Why Use Virtual Colonoscopy?
The first question that needs to be asked and answered is: “Why consider virtual colonoscopy at all?” After all, there are other techniques available to evaluate the colon, including fecal occult blood testing, sigmoidoscopy, barium enema, and conventional colonoscopy. (See section of this website entitled "Traditional Methods of Colorectal Screening: Advantages, Problems, and Comparisons.")
Like conventional colonoscopy, virtual colonoscopy allows for the evaluation of the entire surface of the colon for polyps and cancers. So far, virtual colonoscopy has shown promise in detecting 75 to 100 percent of polyps and cancers of the colon and rectum that are 10 mm in diameter or wider (1, 3, 25-31). In addition, a recent study showed that among potential patients considering colon cancer screening, 60.2 percent favored the idea of virtual colonoscopy, 25.7 percent preferred the idea of conventional colonoscopy, and 14.1 percent had no preference (32). However, in this same study, physicians generally favored conventional colonoscopy because it allowed direct visualization of the mucous membrane of the colon and rectum with the opportunity to excise and biopsy suspicious lesions.

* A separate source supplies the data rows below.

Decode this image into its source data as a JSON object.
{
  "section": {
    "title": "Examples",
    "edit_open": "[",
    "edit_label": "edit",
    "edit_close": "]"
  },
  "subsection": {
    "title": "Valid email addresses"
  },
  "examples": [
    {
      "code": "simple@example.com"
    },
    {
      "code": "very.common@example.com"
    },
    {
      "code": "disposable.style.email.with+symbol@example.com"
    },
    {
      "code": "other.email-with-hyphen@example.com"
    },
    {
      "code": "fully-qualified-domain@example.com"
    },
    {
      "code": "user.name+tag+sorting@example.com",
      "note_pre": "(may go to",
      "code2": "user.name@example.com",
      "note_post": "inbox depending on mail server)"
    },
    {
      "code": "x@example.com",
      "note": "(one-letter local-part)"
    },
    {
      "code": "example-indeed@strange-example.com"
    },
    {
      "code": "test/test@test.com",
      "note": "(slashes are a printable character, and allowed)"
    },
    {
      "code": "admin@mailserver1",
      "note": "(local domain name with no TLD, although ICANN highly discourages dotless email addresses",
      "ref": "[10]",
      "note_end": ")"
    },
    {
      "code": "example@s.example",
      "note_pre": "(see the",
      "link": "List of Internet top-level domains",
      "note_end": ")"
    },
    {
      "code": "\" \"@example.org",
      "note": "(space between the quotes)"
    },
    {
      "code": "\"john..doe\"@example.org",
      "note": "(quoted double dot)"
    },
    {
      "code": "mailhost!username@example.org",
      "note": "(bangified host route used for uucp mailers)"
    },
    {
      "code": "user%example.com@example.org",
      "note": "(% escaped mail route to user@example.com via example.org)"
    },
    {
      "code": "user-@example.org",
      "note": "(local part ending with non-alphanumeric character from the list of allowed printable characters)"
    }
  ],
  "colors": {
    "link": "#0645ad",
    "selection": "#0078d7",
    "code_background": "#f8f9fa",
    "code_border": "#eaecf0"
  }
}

So returning to the original question: “Why should we pursue the clinical evaluation of virtual colonoscopy?” Colorectal cancer is preventable or curable if detected early. Yet there are limitations to the current available screening options and many patients are reluctant to undergo colorectal screening. The disease still affects an unnecessarily large number of people (150,000/year) and many die from it (60,000/year). If virtual colonoscopy can prove effective in detecting precancerous lesions it would aid in the ability to screen the large number of patients who are currently eligible for screening. In addition to its use as a screening test, there are numerous other potential clinical uses for virtual colonoscopy. These include evaluating the colon after an incomplete traditional colonoscopy examination or near an obstructing cancer, in elderly patients, in patients with another serious illness, and in patients who are unable to tolerate sedation.